Shortly before the expected release of the podcast the video of George Floyd’s death while in custody was released, sparking widespread unrest in cities across the country. We quickly asked Daryl to do an update on the podcast to include his thoughts about this latest issue. He did so, and that yielded a very timely, effective podcast addressing the problems of racism and the corresponding actions of members of law enforcement. Exceptionally inspiring, it has become one of our most popular podcast episodes.

As race continued to dominate the headlines we produced a series of podcast episodes covering racial equity and law enforcement reform that included interviews with Art Acevedo, the Hispanic Chief of Police for Houston and Errol Toulon, the Black Sheriff of Suffolk County, NY. Sheriff Toulon was joined by his wife,Tina, who is white. The Toulons candidly shared their experiences as a mixed race couple and the perspective it has given them.

In June, We Launched Our YouTube Channel

In June CGC launched a YouTube channel containing over 100 videos of CGC work starting in 2010 and organized in various categories. These include audience reaction, identifying where common ground was found, full forum events, press coverage of CGC activities (including NBC coverage and interviews from the TODAY show and MSNBC Live with Craig Melvin), and partnership activities with other organizations from the Democracy Reform Movement.

We Created the Common Ground Scorecard Just In Time for the Presidential Election

As the summer unfolded and the media focus shifted to the Presidential campaigns, CGC unveiled its latest product, the Common Ground Scorecard. This web-based program is something we had thought about for years and in 2020 finally brought to life. The Scorecard yields an objective score that identifies the degree to which officials and candidates for office are likely to reach across the aisle to find common ground rather than stick to ideology or hold the party line. Essentially it measures the degree to which elected officials are “common grounders.” The tool includes candidates for the presidency, vice-president, members of the U.S. Senate and House and state governors. The Scorecard also includes an option for candidates to pledge to engage in common ground activity while in office.

Over the next several weeks over 15 candidates agreed to take our pledge and local news organizations from Hawaii to Boston picked up the story of how candidates ranked in our Scorecard. In September, Marist College’s highly respected political research organization, the Marist Institute for Public Opinion, evaluated the Scorecard and was impressed. They found it to be “a rigorous assessment, using a number of quantitative factors, to score public officeholders on how much of a ‘common grounder’ they are…. It’s not about issue position but rather focuses on how much an office holder reaches out to those on the ‘other’ side.”
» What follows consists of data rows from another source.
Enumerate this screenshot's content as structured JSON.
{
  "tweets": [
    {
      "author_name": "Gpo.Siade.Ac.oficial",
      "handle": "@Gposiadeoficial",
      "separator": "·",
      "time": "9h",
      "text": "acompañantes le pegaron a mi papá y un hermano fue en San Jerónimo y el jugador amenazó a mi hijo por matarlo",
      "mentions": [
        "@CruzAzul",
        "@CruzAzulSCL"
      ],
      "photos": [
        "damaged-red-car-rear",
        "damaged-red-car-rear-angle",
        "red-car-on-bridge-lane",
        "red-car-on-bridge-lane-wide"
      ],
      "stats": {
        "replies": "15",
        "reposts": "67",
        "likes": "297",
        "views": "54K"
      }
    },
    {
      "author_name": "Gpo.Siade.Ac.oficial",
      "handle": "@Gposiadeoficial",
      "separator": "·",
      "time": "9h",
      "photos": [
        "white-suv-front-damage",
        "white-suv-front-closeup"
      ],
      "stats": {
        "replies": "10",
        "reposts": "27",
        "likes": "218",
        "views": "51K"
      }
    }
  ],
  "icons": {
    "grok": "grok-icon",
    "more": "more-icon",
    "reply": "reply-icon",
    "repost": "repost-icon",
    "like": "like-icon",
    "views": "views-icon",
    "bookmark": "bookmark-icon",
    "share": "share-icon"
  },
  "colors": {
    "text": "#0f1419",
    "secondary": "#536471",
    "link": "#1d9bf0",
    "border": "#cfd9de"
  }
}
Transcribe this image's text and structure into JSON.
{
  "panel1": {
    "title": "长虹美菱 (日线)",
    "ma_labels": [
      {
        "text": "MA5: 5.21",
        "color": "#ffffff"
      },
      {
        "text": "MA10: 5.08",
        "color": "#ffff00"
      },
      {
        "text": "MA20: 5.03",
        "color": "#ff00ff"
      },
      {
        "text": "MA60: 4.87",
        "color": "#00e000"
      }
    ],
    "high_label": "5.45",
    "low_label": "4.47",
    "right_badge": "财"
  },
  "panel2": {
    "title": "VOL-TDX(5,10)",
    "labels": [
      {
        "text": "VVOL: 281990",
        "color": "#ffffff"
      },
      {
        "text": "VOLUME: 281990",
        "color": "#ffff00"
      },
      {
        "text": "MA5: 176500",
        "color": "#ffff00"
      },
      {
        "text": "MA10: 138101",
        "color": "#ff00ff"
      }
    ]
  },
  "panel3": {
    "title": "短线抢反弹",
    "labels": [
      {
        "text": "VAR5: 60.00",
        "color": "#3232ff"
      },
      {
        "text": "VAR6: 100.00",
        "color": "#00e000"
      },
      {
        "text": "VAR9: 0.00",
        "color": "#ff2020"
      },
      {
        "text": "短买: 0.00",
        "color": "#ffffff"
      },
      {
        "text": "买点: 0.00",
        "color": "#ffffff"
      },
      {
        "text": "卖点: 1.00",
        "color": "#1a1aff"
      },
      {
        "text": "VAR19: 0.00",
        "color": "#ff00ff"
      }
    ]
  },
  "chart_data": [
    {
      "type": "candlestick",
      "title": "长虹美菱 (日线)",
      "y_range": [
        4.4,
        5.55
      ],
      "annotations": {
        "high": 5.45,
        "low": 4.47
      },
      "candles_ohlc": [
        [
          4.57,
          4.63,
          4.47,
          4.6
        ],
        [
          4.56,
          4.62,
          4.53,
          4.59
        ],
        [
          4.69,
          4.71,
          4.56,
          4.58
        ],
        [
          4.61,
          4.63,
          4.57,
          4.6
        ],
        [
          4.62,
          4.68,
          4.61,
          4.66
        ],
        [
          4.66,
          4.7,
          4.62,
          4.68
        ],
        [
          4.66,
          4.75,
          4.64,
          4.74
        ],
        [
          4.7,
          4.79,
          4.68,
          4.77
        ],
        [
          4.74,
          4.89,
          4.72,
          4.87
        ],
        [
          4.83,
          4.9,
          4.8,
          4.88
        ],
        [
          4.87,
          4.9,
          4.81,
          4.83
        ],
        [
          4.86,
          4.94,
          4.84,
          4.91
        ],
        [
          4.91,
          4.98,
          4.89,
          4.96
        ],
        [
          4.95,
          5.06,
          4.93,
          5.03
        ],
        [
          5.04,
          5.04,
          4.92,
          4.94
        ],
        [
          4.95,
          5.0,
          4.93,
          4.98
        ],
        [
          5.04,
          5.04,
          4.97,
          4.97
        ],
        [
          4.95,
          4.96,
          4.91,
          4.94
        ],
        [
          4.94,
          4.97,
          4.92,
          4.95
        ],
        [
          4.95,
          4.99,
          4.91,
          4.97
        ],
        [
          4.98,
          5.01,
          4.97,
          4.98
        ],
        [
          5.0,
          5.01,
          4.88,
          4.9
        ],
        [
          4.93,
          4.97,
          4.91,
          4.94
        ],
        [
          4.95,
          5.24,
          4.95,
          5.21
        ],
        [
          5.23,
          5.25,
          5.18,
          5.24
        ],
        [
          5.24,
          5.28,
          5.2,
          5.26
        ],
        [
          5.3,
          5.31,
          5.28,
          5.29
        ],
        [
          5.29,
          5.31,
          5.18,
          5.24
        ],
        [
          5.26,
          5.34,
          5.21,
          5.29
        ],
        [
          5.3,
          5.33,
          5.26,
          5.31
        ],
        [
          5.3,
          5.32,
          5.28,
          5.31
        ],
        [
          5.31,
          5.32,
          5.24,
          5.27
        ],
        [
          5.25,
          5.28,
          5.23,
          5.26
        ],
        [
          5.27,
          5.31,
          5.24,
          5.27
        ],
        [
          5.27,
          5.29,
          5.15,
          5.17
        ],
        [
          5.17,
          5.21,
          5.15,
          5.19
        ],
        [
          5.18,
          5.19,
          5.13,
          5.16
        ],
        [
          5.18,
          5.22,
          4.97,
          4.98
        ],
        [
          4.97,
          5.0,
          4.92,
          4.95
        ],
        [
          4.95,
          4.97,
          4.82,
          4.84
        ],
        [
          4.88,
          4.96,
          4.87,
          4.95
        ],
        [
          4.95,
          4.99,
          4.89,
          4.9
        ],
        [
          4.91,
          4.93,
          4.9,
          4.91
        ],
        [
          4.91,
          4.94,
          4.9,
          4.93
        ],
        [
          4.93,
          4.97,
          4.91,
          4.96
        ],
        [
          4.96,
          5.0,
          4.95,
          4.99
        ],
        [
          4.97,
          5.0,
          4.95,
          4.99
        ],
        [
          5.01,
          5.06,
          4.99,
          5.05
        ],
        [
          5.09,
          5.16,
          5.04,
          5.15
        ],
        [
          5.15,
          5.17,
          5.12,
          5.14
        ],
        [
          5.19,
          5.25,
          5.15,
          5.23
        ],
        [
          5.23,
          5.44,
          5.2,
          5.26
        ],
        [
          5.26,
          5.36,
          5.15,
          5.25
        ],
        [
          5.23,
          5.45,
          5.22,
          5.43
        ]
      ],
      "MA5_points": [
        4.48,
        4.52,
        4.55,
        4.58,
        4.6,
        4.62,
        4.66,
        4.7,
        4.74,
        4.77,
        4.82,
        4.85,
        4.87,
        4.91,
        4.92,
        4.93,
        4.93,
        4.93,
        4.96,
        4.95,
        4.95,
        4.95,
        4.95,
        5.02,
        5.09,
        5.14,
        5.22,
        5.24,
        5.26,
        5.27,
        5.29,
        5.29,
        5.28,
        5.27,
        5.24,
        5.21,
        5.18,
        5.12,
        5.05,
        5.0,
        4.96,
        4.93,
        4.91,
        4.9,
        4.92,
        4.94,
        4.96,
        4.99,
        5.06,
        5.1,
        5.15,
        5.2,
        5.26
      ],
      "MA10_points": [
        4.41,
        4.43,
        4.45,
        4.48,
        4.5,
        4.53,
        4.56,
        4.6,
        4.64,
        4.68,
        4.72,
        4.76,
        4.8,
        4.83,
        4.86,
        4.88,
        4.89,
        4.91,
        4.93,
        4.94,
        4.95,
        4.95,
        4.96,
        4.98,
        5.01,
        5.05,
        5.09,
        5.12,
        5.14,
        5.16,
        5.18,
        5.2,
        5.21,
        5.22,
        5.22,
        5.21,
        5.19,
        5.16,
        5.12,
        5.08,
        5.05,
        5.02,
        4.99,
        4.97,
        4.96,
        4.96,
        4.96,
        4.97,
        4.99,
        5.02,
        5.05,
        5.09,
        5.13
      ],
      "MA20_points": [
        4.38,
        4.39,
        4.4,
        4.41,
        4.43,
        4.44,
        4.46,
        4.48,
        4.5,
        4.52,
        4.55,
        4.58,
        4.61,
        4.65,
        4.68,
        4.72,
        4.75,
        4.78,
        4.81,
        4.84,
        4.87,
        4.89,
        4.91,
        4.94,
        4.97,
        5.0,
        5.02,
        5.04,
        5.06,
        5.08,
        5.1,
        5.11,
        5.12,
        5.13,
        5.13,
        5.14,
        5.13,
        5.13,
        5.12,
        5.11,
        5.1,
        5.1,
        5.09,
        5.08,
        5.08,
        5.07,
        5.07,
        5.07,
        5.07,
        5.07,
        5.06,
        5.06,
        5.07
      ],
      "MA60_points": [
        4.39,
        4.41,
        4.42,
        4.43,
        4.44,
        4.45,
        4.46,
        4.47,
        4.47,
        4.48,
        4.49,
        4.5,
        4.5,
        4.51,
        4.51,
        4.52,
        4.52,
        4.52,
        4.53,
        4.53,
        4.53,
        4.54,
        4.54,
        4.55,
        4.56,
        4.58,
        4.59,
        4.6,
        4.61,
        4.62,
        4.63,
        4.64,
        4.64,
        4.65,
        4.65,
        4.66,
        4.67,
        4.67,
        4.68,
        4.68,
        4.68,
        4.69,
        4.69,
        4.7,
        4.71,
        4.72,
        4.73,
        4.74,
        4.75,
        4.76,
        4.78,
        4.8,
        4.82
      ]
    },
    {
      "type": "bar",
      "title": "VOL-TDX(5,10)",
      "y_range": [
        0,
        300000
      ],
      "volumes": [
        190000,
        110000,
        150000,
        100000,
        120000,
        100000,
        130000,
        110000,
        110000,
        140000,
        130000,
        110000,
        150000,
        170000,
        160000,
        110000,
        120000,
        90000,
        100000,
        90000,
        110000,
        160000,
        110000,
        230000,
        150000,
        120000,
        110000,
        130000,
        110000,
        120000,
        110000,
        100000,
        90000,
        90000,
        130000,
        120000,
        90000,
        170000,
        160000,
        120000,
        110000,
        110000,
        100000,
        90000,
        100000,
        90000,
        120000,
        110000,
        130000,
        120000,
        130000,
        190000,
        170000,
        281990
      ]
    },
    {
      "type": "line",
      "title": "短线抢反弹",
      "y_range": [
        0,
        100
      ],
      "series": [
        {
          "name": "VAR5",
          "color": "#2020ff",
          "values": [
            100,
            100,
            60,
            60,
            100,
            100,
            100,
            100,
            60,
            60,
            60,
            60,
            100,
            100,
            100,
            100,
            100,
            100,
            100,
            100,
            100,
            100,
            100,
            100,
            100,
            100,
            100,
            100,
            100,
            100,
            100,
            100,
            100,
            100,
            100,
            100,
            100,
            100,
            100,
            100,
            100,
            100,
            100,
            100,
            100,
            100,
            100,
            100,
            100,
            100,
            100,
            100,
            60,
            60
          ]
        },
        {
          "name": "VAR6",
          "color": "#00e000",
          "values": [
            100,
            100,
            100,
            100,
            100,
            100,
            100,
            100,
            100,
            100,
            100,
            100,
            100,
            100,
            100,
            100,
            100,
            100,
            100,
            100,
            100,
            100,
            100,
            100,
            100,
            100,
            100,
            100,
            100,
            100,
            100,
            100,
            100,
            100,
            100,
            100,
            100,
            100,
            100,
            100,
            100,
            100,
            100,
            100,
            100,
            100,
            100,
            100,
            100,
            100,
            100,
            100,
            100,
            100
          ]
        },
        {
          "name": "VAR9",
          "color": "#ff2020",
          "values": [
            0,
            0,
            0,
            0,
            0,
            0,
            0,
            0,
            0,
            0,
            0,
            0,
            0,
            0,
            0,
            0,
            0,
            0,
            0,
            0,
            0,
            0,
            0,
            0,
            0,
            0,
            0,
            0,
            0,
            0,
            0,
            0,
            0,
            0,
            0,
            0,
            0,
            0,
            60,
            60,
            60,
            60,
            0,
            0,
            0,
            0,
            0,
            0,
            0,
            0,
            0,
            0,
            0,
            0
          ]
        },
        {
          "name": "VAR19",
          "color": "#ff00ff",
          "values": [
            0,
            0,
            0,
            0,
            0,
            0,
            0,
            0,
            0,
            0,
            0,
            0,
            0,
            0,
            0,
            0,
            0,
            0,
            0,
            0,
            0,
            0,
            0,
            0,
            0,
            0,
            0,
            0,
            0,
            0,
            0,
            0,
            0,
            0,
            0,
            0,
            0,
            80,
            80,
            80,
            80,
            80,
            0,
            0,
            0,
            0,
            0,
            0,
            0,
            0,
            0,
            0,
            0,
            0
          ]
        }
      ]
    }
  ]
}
We closed out our 2020 programming with a fascinating webinar featuring members of the cast of Stars and Strife, a documentary about polarization in America and what can be done individually and collectively to address it. NYT columnist David Brooks moderated an in-depth, candid and substantive discussion with former Secretary of Defense Leon Panetta, BLM of Greater New York’s Hawk Newsome, business leader Katherine Gehl and the film’s writer and director, David Smick.

As we have successfully made a significant shift in how we pursue our mission, we look forward with great anticipation to 2021. We are planning more webinars with notable panelists, continued delivery of our podcast series, enhancement of our Scorecard and new programming elements and tools.

In addition, we anticipate working with like-minded organizations in what is called the “Democracy Reform” movement that we are a part of. We believe strong partnerships are key to the successful pursuit of our mission moving forward.

We also believe every one of us has an important role in bringing light, not heat, to our country’s civil discourse. In this year of unprecedented crisis and division, we are thankful to be part of a community that continues seeking common ground.